> [Exercise prompt]:
Tally up the lines in the following entries where the string "Airport" appears, and answer with the number alone.

[Records from a collection]

- - - -

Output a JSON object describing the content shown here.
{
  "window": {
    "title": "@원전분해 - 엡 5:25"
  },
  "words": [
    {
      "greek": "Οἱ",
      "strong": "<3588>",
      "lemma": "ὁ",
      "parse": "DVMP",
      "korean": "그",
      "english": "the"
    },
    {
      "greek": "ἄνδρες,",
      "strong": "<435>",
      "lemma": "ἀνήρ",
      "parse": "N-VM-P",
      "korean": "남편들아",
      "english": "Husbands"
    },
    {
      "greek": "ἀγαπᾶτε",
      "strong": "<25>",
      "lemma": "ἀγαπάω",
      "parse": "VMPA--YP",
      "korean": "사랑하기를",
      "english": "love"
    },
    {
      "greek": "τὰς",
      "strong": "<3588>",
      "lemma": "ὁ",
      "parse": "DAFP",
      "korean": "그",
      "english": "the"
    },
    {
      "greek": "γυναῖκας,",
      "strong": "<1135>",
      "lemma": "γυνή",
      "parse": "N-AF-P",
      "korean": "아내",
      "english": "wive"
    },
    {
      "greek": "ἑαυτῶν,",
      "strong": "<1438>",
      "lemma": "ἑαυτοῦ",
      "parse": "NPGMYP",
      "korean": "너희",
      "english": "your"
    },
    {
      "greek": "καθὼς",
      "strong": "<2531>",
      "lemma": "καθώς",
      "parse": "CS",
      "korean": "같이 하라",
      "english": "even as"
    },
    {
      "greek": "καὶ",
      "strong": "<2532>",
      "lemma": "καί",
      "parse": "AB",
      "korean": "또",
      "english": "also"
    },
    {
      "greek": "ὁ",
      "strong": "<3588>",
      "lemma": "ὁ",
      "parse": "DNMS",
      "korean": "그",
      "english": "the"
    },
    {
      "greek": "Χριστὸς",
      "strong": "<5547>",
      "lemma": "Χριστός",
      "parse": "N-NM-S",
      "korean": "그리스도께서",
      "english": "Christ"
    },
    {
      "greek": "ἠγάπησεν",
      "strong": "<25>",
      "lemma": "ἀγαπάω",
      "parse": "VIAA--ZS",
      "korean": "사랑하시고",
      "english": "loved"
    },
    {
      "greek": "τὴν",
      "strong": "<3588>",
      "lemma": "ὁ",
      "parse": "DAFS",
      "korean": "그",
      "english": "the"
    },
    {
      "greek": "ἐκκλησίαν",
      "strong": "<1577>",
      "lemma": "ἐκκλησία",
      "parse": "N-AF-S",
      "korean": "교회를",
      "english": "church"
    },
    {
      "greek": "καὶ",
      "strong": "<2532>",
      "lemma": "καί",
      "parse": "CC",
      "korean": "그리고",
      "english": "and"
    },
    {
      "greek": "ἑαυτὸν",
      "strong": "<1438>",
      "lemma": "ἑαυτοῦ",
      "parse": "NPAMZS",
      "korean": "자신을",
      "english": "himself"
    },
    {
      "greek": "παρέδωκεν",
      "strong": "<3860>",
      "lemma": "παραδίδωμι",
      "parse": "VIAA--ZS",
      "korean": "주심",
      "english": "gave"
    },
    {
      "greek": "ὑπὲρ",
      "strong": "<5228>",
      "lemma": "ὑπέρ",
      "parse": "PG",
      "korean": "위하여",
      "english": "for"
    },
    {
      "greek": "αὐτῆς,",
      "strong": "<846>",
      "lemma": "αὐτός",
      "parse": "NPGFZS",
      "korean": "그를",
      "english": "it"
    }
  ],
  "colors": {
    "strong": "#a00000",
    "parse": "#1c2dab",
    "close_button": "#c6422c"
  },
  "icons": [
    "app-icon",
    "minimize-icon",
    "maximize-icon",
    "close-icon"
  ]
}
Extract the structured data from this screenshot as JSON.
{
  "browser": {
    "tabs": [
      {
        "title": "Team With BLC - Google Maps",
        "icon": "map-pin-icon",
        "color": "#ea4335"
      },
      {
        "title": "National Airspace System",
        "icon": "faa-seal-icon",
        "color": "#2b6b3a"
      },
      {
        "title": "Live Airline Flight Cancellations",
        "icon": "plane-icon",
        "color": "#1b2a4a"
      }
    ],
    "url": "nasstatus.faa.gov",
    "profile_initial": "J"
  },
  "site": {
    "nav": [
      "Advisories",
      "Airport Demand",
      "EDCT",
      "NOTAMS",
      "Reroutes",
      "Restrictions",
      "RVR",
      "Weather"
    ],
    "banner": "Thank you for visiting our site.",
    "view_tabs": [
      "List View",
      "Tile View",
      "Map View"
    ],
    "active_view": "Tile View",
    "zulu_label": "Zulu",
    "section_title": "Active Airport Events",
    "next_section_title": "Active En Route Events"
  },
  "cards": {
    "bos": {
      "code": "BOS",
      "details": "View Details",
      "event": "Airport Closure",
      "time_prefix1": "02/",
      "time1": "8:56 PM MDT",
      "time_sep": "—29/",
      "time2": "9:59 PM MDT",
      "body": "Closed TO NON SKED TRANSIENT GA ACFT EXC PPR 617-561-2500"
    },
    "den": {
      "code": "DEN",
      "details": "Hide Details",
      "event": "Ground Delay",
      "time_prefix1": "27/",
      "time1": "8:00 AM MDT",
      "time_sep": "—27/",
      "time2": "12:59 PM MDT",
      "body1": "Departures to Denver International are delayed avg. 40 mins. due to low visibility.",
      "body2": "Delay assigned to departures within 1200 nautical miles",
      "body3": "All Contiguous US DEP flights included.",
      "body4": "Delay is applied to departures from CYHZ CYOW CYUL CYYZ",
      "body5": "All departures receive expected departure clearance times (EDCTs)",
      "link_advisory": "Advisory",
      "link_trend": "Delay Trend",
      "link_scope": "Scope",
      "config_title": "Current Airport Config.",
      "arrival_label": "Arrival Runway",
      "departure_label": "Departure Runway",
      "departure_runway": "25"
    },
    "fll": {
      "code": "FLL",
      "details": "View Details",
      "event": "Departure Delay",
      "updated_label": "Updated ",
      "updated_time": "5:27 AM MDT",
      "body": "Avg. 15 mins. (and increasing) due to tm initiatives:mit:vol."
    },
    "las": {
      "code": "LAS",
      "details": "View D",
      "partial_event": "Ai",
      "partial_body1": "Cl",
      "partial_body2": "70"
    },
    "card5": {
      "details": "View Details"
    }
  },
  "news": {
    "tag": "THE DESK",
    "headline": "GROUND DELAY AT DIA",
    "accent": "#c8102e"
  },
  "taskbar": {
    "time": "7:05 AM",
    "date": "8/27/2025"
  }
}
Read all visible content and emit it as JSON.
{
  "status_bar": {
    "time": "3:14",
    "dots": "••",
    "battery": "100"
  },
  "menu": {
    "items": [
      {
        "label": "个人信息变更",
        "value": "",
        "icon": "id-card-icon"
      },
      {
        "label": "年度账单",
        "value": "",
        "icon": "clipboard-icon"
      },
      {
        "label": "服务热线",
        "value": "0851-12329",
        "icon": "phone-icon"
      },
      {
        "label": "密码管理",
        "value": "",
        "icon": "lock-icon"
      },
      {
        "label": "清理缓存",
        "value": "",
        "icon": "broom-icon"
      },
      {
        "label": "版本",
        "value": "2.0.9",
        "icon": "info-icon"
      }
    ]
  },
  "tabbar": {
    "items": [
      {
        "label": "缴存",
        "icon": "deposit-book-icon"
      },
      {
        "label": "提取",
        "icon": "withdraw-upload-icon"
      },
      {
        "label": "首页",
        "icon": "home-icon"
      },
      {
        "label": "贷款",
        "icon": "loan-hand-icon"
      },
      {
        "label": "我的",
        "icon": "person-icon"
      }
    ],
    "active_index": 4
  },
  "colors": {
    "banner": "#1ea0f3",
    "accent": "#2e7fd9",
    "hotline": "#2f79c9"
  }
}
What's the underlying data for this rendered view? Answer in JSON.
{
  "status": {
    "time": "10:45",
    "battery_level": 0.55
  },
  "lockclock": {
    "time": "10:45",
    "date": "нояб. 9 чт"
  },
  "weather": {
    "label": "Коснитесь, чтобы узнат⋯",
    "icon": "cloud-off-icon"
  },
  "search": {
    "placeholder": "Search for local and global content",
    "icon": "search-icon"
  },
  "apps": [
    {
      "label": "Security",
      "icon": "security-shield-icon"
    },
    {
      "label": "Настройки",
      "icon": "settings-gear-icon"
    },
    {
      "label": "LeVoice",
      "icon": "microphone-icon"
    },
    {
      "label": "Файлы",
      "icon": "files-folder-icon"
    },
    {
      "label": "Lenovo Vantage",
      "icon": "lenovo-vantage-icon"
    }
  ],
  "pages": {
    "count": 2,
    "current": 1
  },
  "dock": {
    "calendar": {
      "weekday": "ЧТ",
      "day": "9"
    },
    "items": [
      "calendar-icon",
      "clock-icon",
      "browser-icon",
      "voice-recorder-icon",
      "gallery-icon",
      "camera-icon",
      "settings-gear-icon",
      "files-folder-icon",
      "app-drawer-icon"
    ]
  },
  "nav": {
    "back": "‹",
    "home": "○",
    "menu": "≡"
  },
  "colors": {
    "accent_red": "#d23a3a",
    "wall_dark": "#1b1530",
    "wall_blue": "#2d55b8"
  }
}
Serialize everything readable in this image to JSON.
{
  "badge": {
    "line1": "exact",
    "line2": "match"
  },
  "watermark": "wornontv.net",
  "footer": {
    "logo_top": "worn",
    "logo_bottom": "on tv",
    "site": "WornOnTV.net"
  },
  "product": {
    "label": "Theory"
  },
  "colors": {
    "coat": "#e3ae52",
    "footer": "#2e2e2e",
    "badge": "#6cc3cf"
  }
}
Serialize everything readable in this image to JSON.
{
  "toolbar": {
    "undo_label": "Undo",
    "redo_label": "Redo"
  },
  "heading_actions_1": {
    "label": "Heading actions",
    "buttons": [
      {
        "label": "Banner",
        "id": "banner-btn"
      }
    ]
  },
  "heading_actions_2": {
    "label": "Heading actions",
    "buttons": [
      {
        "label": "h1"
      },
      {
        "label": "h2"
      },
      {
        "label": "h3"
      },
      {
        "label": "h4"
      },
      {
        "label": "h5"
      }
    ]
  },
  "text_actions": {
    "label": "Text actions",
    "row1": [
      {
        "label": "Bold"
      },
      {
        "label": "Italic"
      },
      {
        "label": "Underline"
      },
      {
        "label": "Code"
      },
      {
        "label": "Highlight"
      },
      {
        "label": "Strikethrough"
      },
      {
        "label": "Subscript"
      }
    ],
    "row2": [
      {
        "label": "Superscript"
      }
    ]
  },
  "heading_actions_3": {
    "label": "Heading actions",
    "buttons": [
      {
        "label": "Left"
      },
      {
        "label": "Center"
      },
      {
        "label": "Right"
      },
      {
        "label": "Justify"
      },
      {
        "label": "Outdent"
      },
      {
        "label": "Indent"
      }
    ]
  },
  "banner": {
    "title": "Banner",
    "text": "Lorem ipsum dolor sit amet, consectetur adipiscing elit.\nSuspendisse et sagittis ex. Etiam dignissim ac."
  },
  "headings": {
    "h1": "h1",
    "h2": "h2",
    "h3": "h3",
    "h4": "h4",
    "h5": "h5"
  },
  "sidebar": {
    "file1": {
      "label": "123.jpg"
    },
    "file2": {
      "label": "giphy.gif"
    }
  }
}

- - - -

> [Task answer]:
4